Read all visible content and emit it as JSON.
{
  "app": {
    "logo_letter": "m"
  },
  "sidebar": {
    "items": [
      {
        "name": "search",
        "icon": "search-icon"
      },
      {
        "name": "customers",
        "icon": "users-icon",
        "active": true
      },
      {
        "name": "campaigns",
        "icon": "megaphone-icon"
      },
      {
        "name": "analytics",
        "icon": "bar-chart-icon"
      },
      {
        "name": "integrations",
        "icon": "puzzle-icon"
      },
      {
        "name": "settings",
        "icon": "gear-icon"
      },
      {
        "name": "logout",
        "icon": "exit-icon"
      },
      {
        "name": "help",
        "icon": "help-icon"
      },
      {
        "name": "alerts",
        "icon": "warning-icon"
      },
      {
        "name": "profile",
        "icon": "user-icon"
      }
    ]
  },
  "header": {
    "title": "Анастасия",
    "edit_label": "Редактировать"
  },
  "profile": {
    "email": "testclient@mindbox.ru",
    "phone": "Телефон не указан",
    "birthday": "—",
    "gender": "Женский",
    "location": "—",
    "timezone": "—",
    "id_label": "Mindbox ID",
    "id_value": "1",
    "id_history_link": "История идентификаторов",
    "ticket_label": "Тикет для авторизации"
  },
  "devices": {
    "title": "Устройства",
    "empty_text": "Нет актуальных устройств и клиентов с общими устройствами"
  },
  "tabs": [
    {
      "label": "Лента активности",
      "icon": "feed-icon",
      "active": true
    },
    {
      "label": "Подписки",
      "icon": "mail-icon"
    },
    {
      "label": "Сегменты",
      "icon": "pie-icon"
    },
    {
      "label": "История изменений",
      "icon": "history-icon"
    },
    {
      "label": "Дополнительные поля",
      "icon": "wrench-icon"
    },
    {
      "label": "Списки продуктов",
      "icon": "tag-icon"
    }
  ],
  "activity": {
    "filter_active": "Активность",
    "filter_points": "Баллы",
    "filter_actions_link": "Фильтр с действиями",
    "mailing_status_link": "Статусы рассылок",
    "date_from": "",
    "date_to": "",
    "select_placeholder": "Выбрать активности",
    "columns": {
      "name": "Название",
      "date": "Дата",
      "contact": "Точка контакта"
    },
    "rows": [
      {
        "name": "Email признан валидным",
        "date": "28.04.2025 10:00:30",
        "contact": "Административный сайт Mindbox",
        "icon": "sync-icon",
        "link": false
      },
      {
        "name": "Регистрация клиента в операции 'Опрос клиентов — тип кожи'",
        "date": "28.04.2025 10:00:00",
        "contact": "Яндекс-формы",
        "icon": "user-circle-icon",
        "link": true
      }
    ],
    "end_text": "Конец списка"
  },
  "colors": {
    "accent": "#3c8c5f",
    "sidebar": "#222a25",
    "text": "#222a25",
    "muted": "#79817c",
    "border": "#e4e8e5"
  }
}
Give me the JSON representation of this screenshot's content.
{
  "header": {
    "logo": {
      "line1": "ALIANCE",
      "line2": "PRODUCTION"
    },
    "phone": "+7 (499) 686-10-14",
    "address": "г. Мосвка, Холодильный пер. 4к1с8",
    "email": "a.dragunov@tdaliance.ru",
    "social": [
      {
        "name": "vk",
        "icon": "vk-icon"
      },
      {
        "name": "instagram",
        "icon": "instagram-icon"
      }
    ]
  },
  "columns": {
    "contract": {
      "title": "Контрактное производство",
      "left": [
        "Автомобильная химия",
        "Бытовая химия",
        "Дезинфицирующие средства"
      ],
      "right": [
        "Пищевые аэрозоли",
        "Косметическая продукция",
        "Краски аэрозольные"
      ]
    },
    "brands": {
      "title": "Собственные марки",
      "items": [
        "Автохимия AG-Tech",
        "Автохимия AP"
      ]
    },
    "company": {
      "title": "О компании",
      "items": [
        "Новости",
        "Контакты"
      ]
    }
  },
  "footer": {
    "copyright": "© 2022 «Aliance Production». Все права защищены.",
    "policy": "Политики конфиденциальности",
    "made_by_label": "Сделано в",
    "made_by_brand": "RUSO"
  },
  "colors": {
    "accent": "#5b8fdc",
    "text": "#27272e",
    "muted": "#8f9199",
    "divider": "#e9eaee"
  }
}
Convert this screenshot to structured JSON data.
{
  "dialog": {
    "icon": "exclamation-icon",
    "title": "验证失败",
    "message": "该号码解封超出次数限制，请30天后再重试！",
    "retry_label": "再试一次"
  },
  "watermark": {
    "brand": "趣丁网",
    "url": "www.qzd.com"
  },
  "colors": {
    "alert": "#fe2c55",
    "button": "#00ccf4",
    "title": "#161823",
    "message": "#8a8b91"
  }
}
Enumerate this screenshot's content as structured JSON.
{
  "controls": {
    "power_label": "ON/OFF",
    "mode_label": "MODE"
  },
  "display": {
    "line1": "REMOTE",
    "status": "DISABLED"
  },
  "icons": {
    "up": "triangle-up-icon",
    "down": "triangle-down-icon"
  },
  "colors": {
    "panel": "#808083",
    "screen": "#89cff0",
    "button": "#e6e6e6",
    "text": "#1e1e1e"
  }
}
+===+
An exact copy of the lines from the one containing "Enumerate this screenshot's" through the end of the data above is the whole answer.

Enumerate this screenshot's content as structured JSON.
{
  "controls": {
    "power_label": "ON/OFF",
    "mode_label": "MODE"
  },
  "display": {
    "line1": "REMOTE",
    "status": "DISABLED"
  },
  "icons": {
    "up": "triangle-up-icon",
    "down": "triangle-down-icon"
  },
  "colors": {
    "panel": "#808083",
    "screen": "#89cff0",
    "button": "#e6e6e6",
    "text": "#1e1e1e"
  }
}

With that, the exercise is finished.